__AIM OF THE TASK__.
In the records that follow, skip the pictures and print everything else exactly.

==== RECORDS SUPPLIED

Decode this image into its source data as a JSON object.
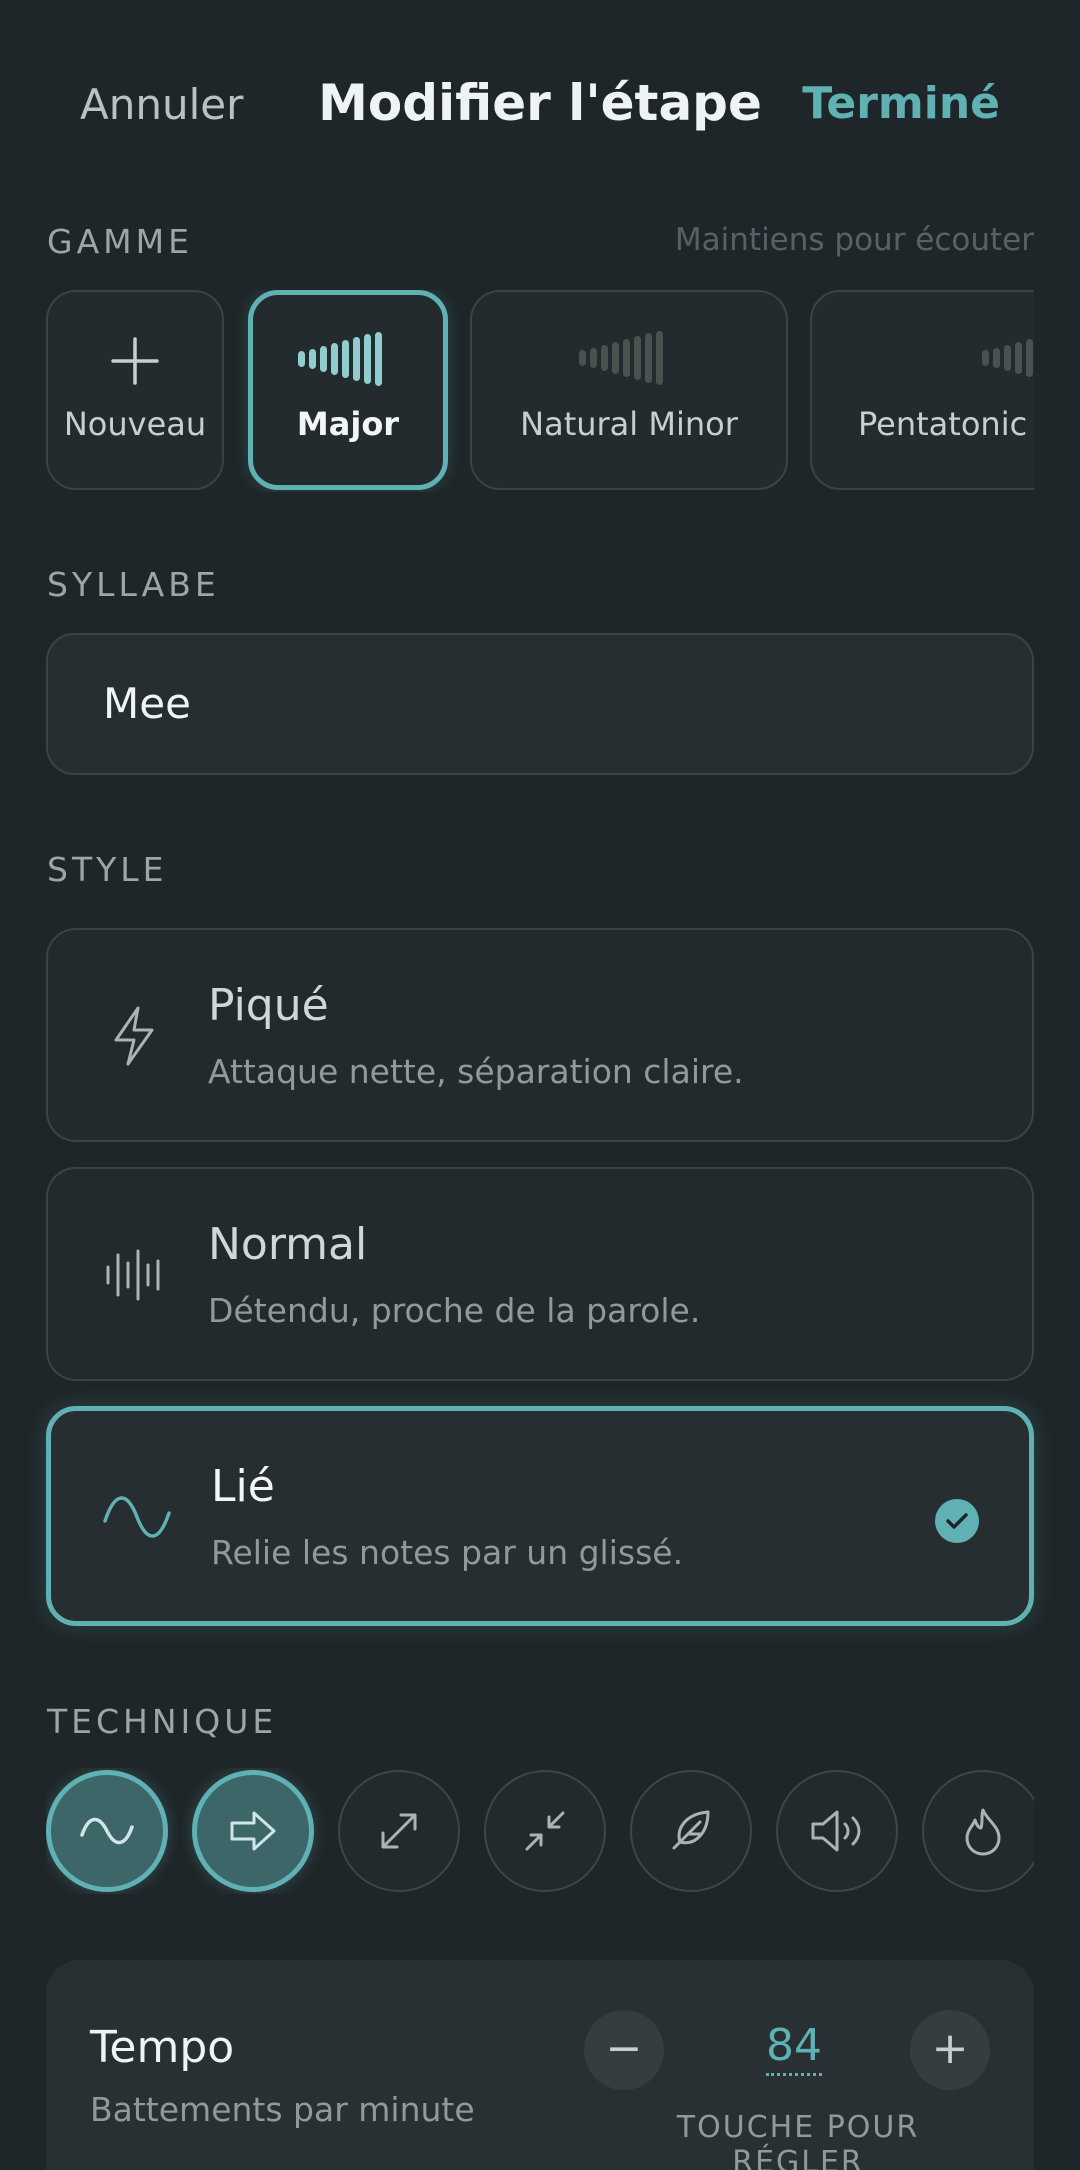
{
  "header": {
    "cancel_label": "Annuler",
    "title": "Modifier l'étape",
    "done_label": "Terminé"
  },
  "scale_section": {
    "label": "GAMME",
    "hint": "Maintiens pour écouter",
    "items": [
      {
        "label": "Nouveau",
        "icon": "plus-icon",
        "selected": false
      },
      {
        "label": "Major",
        "icon": "scale-bars-icon",
        "selected": true
      },
      {
        "label": "Natural Minor",
        "icon": "scale-bars-icon",
        "selected": false
      },
      {
        "label": "Pentatonic",
        "icon": "scale-bars-icon",
        "selected": false
      }
    ]
  },
  "syllable_section": {
    "label": "SYLLABE",
    "value": "Mee"
  },
  "style_section": {
    "label": "STYLE",
    "items": [
      {
        "name": "Piqué",
        "description": "Attaque nette, séparation claire.",
        "icon": "lightning-icon",
        "selected": false
      },
      {
        "name": "Normal",
        "description": "Détendu, proche de la parole.",
        "icon": "waveform-icon",
        "selected": false
      },
      {
        "name": "Lié",
        "description": "Relie les notes par un glissé.",
        "icon": "sine-wave-icon",
        "selected": true
      }
    ]
  },
  "technique_section": {
    "label": "TECHNIQUE",
    "items": [
      {
        "icon": "sine-wave-icon",
        "active": true
      },
      {
        "icon": "arrow-right-icon",
        "active": true
      },
      {
        "icon": "expand-icon",
        "active": false
      },
      {
        "icon": "compress-icon",
        "active": false
      },
      {
        "icon": "feather-icon",
        "active": false
      },
      {
        "icon": "speaker-icon",
        "active": false
      },
      {
        "icon": "flame-icon",
        "active": false
      }
    ]
  },
  "tempo": {
    "title": "Tempo",
    "subtitle": "Battements par minute",
    "value": "84",
    "decrement_label": "−",
    "increment_label": "+",
    "hint": "TOUCHE POUR RÉGLER"
  },
  "colors": {
    "background": "#1f2629",
    "accent": "#5fb1b3",
    "card": "#232b2e",
    "border": "#3a4447"
  }
}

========

__COMPLETED EXERCISE__.
Decode this image into its source data as a JSON object.
{
  "header": {
    "cancel_label": "Annuler",
    "title": "Modifier l'étape",
    "done_label": "Terminé"
  },
  "scale_section": {
    "label": "GAMME",
    "hint": "Maintiens pour écouter",
    "items": [
      {
        "label": "Nouveau",
        "icon": "plus-icon",
        "selected": false
      },
      {
        "label": "Major",
        "icon": "scale-bars-icon",
        "selected": true
      },
      {
        "label": "Natural Minor",
        "icon": "scale-bars-icon",
        "selected": false
      },
      {
        "label": "Pentatonic",
        "icon": "scale-bars-icon",
        "selected": false
      }
    ]
  },
  "syllable_section": {
    "label": "SYLLABE",
    "value": "Mee"
  },
  "style_section": {
    "label": "STYLE",
    "items": [
      {
        "name": "Piqué",
        "description": "Attaque nette, séparation claire.",
        "icon": "lightning-icon",
        "selected": false
      },
      {
        "name": "Normal",
        "description": "Détendu, proche de la parole.",
        "icon": "waveform-icon",
        "selected": false
      },
      {
        "name": "Lié",
        "description": "Relie les notes par un glissé.",
        "icon": "sine-wave-icon",
        "selected": true
      }
    ]
  },
  "technique_section": {
    "label": "TECHNIQUE",
    "items": [
      {
        "icon": "sine-wave-icon",
        "active": true
      },
      {
        "icon": "arrow-right-icon",
        "active": true
      },
      {
        "icon": "expand-icon",
        "active": false
      },
      {
        "icon": "compress-icon",
        "active": false
      },
      {
        "icon": "feather-icon",
        "active": false
      },
      {
        "icon": "speaker-icon",
        "active": false
      },
      {
        "icon": "flame-icon",
        "active": false
      }
    ]
  },
  "tempo": {
    "title": "Tempo",
    "subtitle": "Battements par minute",
    "value": "84",
    "decrement_label": "−",
    "increment_label": "+",
    "hint": "TOUCHE POUR RÉGLER"
  },
  "colors": {
    "background": "#1f2629",
    "accent": "#5fb1b3",
    "card": "#232b2e",
    "border": "#3a4447"
  }
}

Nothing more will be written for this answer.